Mask Up, We’re Going Out
There are days I don’t want to put on the mask.
I’d rather go back to bed.
Today is one of those days.
Not because I’m defiant like some, like our King.
Not because my personal space has been invaded
by endless, contradictory rules and regulations.
No, not because of all that.
I don’t want to put on a mask because I’ve never been a good mask wearer.
Even for my own good,
my own protection,
from energy vampires and not-nice people.
I cannot hide what’s inside me,
what hurts, what dismays, what frightens me,
what excites, what illuminates, what fills my heart
I was always meant to sit in the audience, applauding,
not on stage, at the receiving end.
I could never put on a mask,
as colorful and alluring as they could be,
acting the role of someone I am not.
even with so many awesome options to choose from—
masks for every occasion and outfit,
a wardrobe staple, available like underwear
in brightly patterned packs of three,
I still cannot pretend to be who I am not,
stuffing it down deep in my chest,
frantically unable to breathe,
unable to see—my glasses fogging up
so even my expressive eyes
are hard to read.
I would rather stay home,
not because I’m afraid to go outdoors,
but because alone, indoors
I recognize myself.
Or head for the woods
where humans are scarce
and the fowl and the fox
are not judging me
for not wearing a mask.
They prefer potential enemies uncamouflaged, unshrouded.
I realize some people revel in mandated mask wearing.
For them it is a relief.

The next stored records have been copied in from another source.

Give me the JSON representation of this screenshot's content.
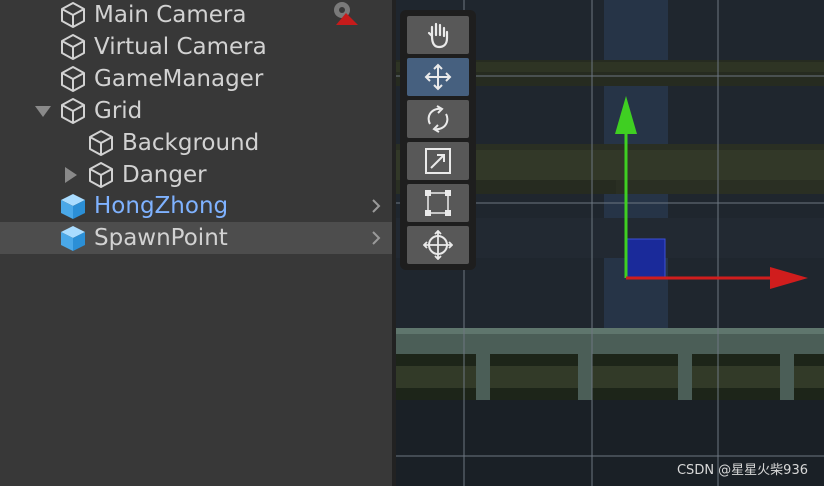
{
  "hierarchy": {
    "items": [
      {
        "label": "Main Camera",
        "icon": "cube-outline-icon"
      },
      {
        "label": "Virtual Camera",
        "icon": "cube-outline-icon"
      },
      {
        "label": "GameManager",
        "icon": "cube-outline-icon"
      },
      {
        "label": "Grid",
        "icon": "cube-outline-icon",
        "foldout": "expanded"
      },
      {
        "label": "Background",
        "icon": "cube-outline-icon"
      },
      {
        "label": "Danger",
        "icon": "cube-outline-icon",
        "foldout": "collapsed"
      },
      {
        "label": "HongZhong",
        "icon": "prefab-cube-icon",
        "color": "#7fb2ff"
      },
      {
        "label": "SpawnPoint",
        "icon": "prefab-cube-icon",
        "selected": true
      }
    ]
  },
  "scene": {
    "tools": [
      {
        "name": "hand-tool",
        "icon": "hand-icon"
      },
      {
        "name": "move-tool",
        "icon": "move-arrows-icon",
        "active": true
      },
      {
        "name": "rotate-tool",
        "icon": "rotate-icon"
      },
      {
        "name": "scale-tool",
        "icon": "scale-icon"
      },
      {
        "name": "rect-tool",
        "icon": "rect-icon"
      },
      {
        "name": "transform-tool",
        "icon": "transform-icon"
      }
    ],
    "gizmo": {
      "y_axis_color": "#3fcf22",
      "x_axis_color": "#d01d1d",
      "plane_color": "#1a2a9a"
    },
    "watermark": "CSDN @星星火柴936"
  }
}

To not have to pretend to pretend.
To be given permission not to make small talk,
not to show pain,
to create an aura of mystery, ambiguity,

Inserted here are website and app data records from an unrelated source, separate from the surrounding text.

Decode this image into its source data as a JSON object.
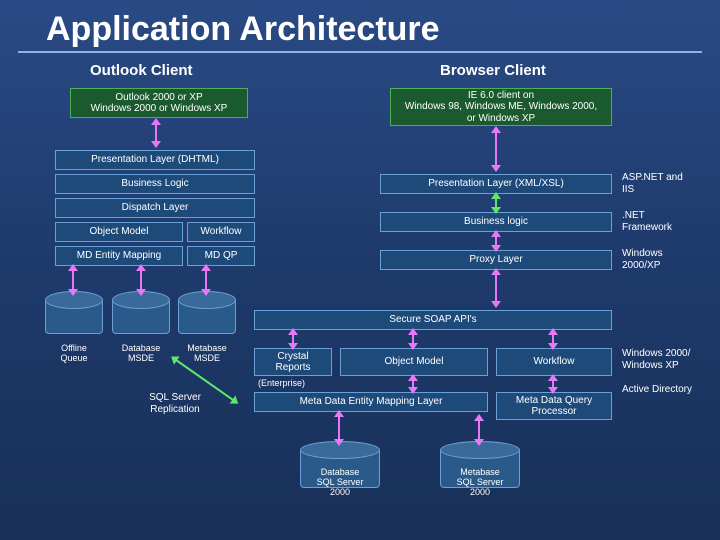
{
  "title": "Application Architecture",
  "left_header": "Outlook Client",
  "right_header": "Browser Client",
  "outlook_env": "Outlook 2000 or XP\nWindows 2000 or Windows XP",
  "ie_env": "IE 6.0 client on\nWindows 98, Windows ME, Windows 2000,\nor Windows XP",
  "pl_dhtml": "Presentation Layer (DHTML)",
  "business_logic": "Business Logic",
  "dispatch_layer": "Dispatch Layer",
  "object_model": "Object Model",
  "workflow": "Workflow",
  "md_entity_mapping": "MD Entity Mapping",
  "md_qp": "MD QP",
  "pl_xml": "Presentation Layer (XML/XSL)",
  "business_logic_r": "Business logic",
  "proxy_layer": "Proxy Layer",
  "offline_queue": "Offline\nQueue",
  "database_msde": "Database\nMSDE",
  "metabase_msde": "Metabase\nMSDE",
  "secure_soap": "Secure SOAP API's",
  "crystal_reports": "Crystal\nReports",
  "crystal_note": "(Enterprise)",
  "object_model_b": "Object Model",
  "workflow_b": "Workflow",
  "meta_data_entity": "Meta Data Entity Mapping Layer",
  "meta_data_query": "Meta Data Query\nProcessor",
  "sql_server_repl": "SQL Server\nReplication",
  "db_sql2000": "Database\nSQL Server\n2000",
  "mb_sql2000": "Metabase\nSQL Server\n2000",
  "note_asp": "ASP.NET and\nIIS",
  "note_net": ".NET\nFramework",
  "note_w2kxp": "Windows\n2000/XP",
  "note_w2kxp_ad": "Windows 2000/\nWindows XP\n\nActive Directory"
}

to relax behind the mask
while remaining hypervigilant.
And then there are those of our public servants
for whom putting on the mask
has not made them colorblind.

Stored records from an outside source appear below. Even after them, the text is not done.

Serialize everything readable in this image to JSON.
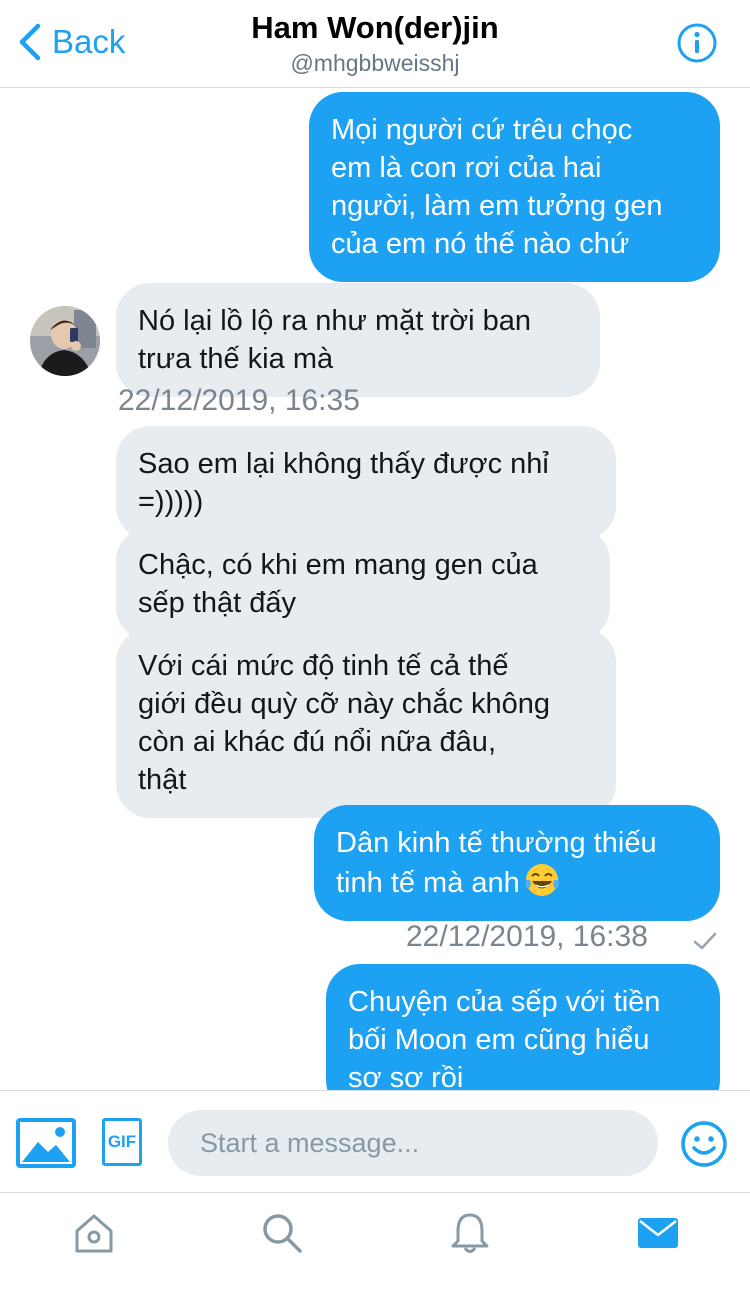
{
  "header": {
    "back_label": "Back",
    "title": "Ham Won(der)jin",
    "handle": "@mhgbbweisshj"
  },
  "messages": [
    {
      "from": "me",
      "text": "Mọi người cứ trêu chọc\nem là con rơi của hai\nngười, làm em tưởng gen\ncủa em nó thế nào chứ"
    },
    {
      "from": "them",
      "text": "Nó lại lồ lộ ra như mặt trời ban\ntrưa thế kia mà"
    },
    {
      "from": "them",
      "text": "Sao em lại không thấy được nhỉ\n=)))))"
    },
    {
      "from": "them",
      "text": "Chậc, có khi em mang gen của\nsếp thật đấy"
    },
    {
      "from": "them",
      "text": "Với cái mức độ tinh tế cả thế\ngiới đều quỳ cỡ này chắc không\ncòn ai khác đú nổi nữa đâu,\nthật"
    },
    {
      "from": "me",
      "text": "Dân kinh tế thường thiếu\ntinh tế mà anh",
      "emoji": "laughing-tears"
    },
    {
      "from": "me",
      "text": "Chuyện của sếp với tiền\nbối Moon em cũng hiểu\nsơ sơ rồi"
    }
  ],
  "timestamps": {
    "them": "22/12/2019, 16:35",
    "me": "22/12/2019, 16:38"
  },
  "compose": {
    "placeholder": "Start a message...",
    "gif_label": "GIF"
  },
  "tabs": [
    {
      "icon": "home-icon"
    },
    {
      "icon": "search-icon"
    },
    {
      "icon": "notifications-icon"
    },
    {
      "icon": "messages-icon",
      "active": true
    }
  ],
  "colors": {
    "accent": "#1da1f2",
    "incoming_bubble": "#e6ecf0",
    "outgoing_bubble": "#1da1f2",
    "timestamp": "#7a8590"
  }
}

Their racism even more boldly displayed,
infecting us all with grief and despair.
Finally, and foremost, there are the frontline heroes,
who don’t have time for all this over-wrought metaphor.
They wear masks for one simple, spectacular reason:
to save themselves
while risking everything
to save us.
Don’t be fooled.
We are not all in this together.
We just pretend we are.
So many losses.
So much in limbo.
So much to let go.
So why do I grieve my inability to
purchase dinner-sized paper napkins?
I can get all the small, cheap paper napkins I want,
but not the elegant, ample, heavier-weight ones.
I understand why toilet paper is at a premium.
I understand it is an essential worker.
But why large napkins?
Are they so nonessential that manufacturers
stopped making them; putting their ‘man’ power
into more meaningful products?
I prefer to imagine
there may be other women like me,
who have bought them all up.
Other women of my certain age,
whose mothers taught them
you use small napkins for lunch and large napkins for dinner.
Cloth, of course, either way, for company.
You set a lovely table with proper utensils,
and light tall tapers in your grandmother’s
brass candlestick holders.
And that even in a Pandemic,
and even though we know it doesn’t matter
in the Greater Scope,
the voices of our mothers—
whether already long gone or
locked away from us in quarantine—
come to us, reassuring us,
these small, repetitive routines matter.
They help keep us sane.
They help keep us connected.
They help keep us grounded
through space and time.
They remind us we are daughters.
If we were colorblind
we would see the world in black and white.
Exactly the way we see it now.
Passing on an ancient contagion
that’s destroying our spirits,
crushing our souls
a knee on all of our necks,
suffocating the life out of us,
while we pretend it’s about them, not us.
But if we were truly colorblind,
we would see each other
in a resplendent rainbow of
rich, vibrant, overlapping, nuanced hues:
mocha, cream, champagne, citrine,
burnt sienna, almond, ebony,
black as a midnight blue,
holding us in its majesty,
joined, joyful, unjudged
our messy, ugly, words undone
only eyes —
shades of blue, green, brown, hazel
gazing into each other’s
teary with love, compassion,
courage, generosity, grace.
If only we were truly colorblind.
A professional journalist for more than three decades, Amy J. Barry writes feature stories, columns, and reviews for newspapers, magazines, and online publications. She is a member of the Society of Professional Journalists (SPJ) and has won more than a dozen awards for “Excellence in Journalism” from SPJ-CT Chapter.
Amy has been writing poetry since she can remember, most recently inspired by current events. She is completing a book of connected poems through the eyes of a daughter experiencing the aging process of her parents.
She is the author of A Child’s Grief Journey, a picture book to help young children cope with the death of a parent. The book was selected as one of the best five books for 1999 by Education World.
Amy is also a Hospice-trained bereavement counselor and a certified expressive arts educator—and has facilitated expressive art and writing workshops for both adults and children for over a decade.
She lives on the Connecticut shoreline with her husband.